• [ASSIGNMENT]: Identify each line below containing the string "wygenerować" and copy it.

(Data excerpts)
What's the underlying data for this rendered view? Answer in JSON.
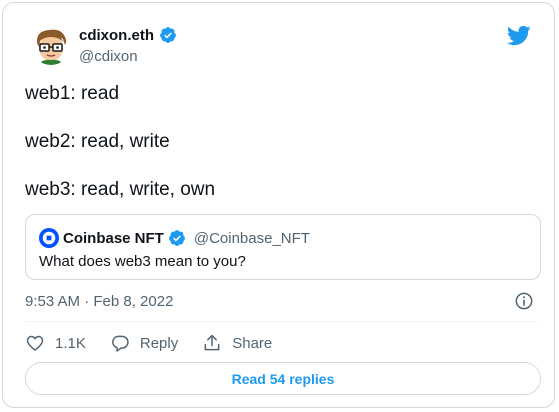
{
  "author": {
    "display_name": "cdixon.eth",
    "handle": "@cdixon",
    "verified": true
  },
  "tweet_lines": [
    "web1: read",
    "web2: read, write",
    "web3: read, write, own"
  ],
  "quoted": {
    "display_name": "Coinbase NFT",
    "handle": "@Coinbase_NFT",
    "verified": true,
    "text": "What does web3 mean to you?"
  },
  "timestamp": "9:53 AM · Feb 8, 2022",
  "actions": {
    "like_count": "1.1K",
    "reply_label": "Reply",
    "share_label": "Share"
  },
  "read_replies_label": "Read 54 replies",
  "icons": {
    "brand": "twitter-bird-icon",
    "verified": "verified-badge-icon",
    "like": "heart-icon",
    "reply": "reply-icon",
    "share": "share-icon",
    "info": "info-icon",
    "quote_logo": "coinbase-logo-icon"
  },
  "colors": {
    "twitter_blue": "#1d9bf0",
    "coinbase_blue": "#0052ff",
    "text_primary": "#0f1419",
    "text_secondary": "#536471",
    "border": "#cfd9de"
  }
}
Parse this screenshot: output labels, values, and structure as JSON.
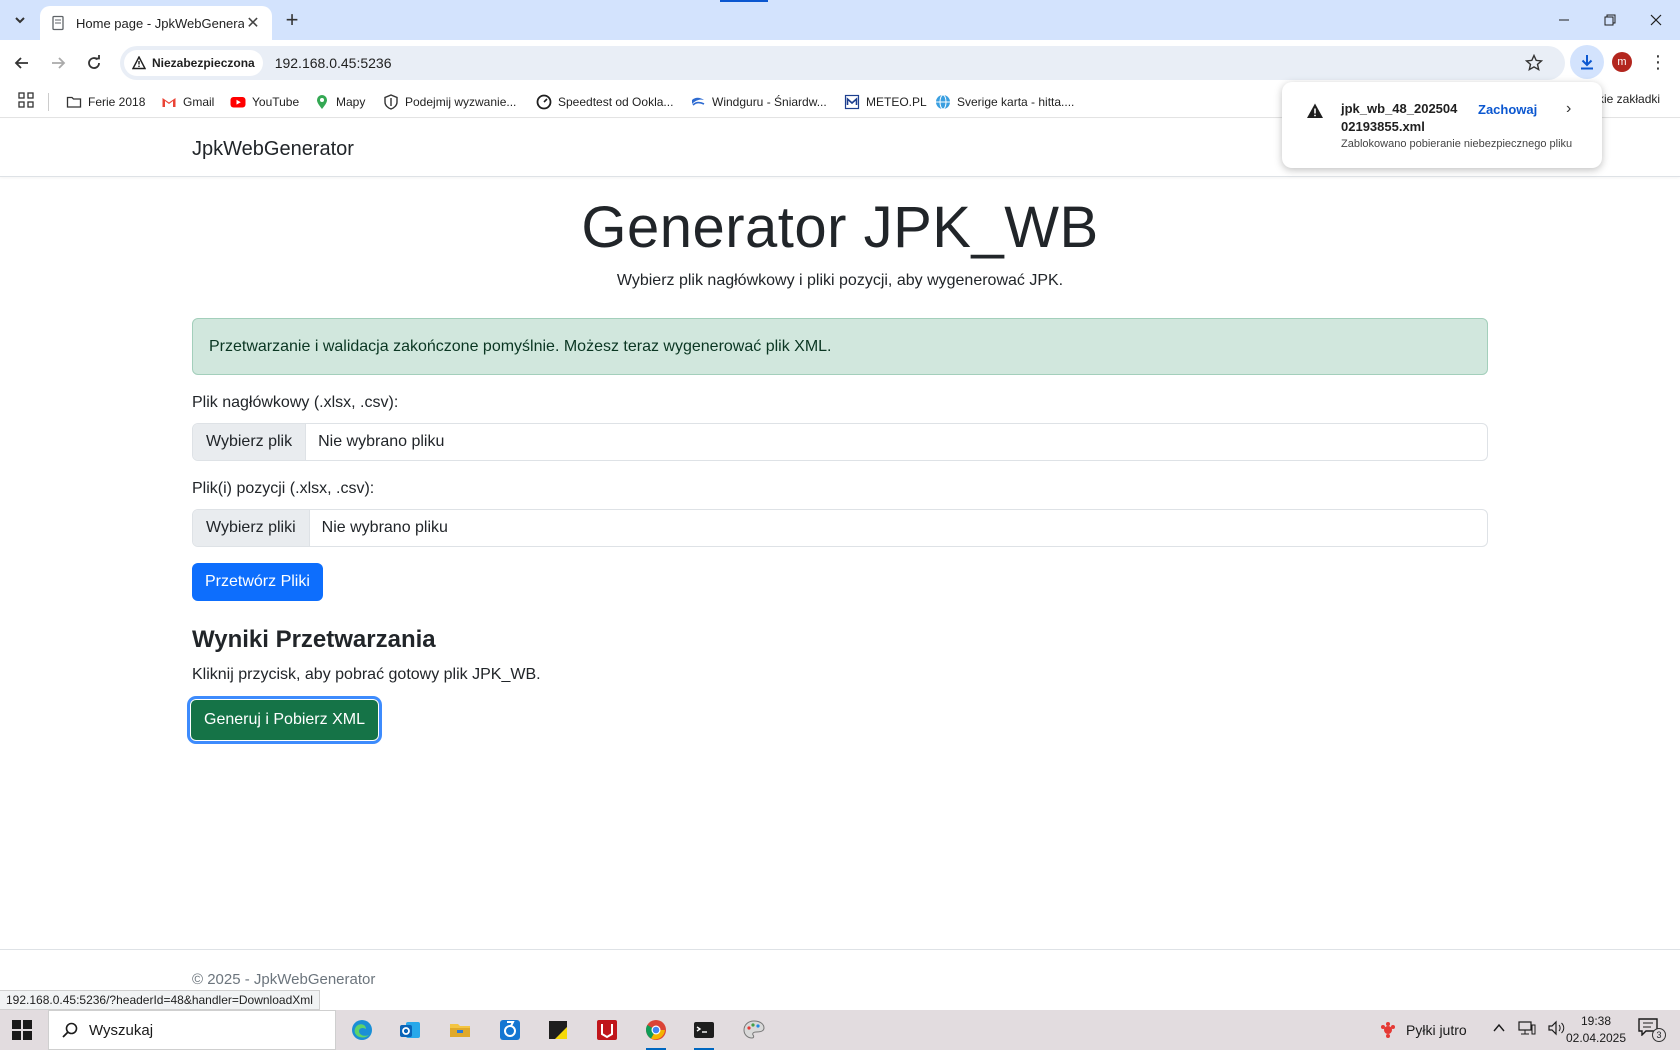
{
  "browser": {
    "tab_title": "Home page - JpkWebGenerator",
    "security_label": "Niezabezpieczona",
    "url": "192.168.0.45:5236",
    "avatar_letter": "m",
    "bookmarks": [
      {
        "label": "Ferie 2018",
        "icon": "folder-icon"
      },
      {
        "label": "Gmail",
        "icon": "gmail-icon"
      },
      {
        "label": "YouTube",
        "icon": "youtube-icon"
      },
      {
        "label": "Mapy",
        "icon": "maps-pin-icon"
      },
      {
        "label": "Podejmij wyzwanie...",
        "icon": "shield-icon"
      },
      {
        "label": "Speedtest od Ookla...",
        "icon": "speedometer-icon"
      },
      {
        "label": "Windguru - Śniardw...",
        "icon": "windguru-icon"
      },
      {
        "label": "METEO.PL",
        "icon": "meteo-icon"
      },
      {
        "label": "Sverige karta - hitta....",
        "icon": "globe-icon"
      }
    ],
    "bookmarks_right": "kie zakładki",
    "status_url": "192.168.0.45:5236/?headerId=48&handler=DownloadXml"
  },
  "download": {
    "filename": "jpk_wb_48_20250402193855.xml",
    "filename_line1": "jpk_wb_48_202504",
    "filename_line2": "02193855.xml",
    "keep_label": "Zachowaj",
    "status": "Zablokowano pobieranie niebezpiecznego pliku"
  },
  "page": {
    "brand": "JpkWebGenerator",
    "title": "Generator JPK_WB",
    "lead": "Wybierz plik nagłówkowy i pliki pozycji, aby wygenerować JPK.",
    "alert": "Przetwarzanie i walidacja zakończone pomyślnie. Możesz teraz wygenerować plik XML.",
    "header_file": {
      "label": "Plik nagłówkowy (.xlsx, .csv):",
      "button": "Wybierz plik",
      "value": "Nie wybrano pliku"
    },
    "position_files": {
      "label": "Plik(i) pozycji (.xlsx, .csv):",
      "button": "Wybierz pliki",
      "value": "Nie wybrano pliku"
    },
    "process_button": "Przetwórz Pliki",
    "results_heading": "Wyniki Przetwarzania",
    "results_text": "Kliknij przycisk, aby pobrać gotowy plik JPK_WB.",
    "generate_button": "Generuj i Pobierz XML",
    "footer": "© 2025 - JpkWebGenerator"
  },
  "taskbar": {
    "search_placeholder": "Wyszukaj",
    "weather": "Pyłki jutro",
    "time": "19:38",
    "date": "02.04.2025",
    "notification_count": "3",
    "apps": [
      "edge-icon",
      "outlook-icon",
      "file-explorer-icon",
      "store-app-icon",
      "sticky-notes-icon",
      "antivirus-icon",
      "chrome-icon",
      "terminal-icon",
      "paint-icon"
    ]
  },
  "colors": {
    "primary": "#0d6efd",
    "success": "#157347",
    "alert_bg": "#d1e7dd",
    "chrome_tab_strip": "#d3e3fd"
  }
}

• [SOLUTION TO THE PROBLEM]:
    "lead": "Wybierz plik nagłówkowy i pliki pozycji, aby wygenerować JPK.",
    "alert": "Przetwarzanie i walidacja zakończone pomyślnie. Możesz teraz wygenerować plik XML.",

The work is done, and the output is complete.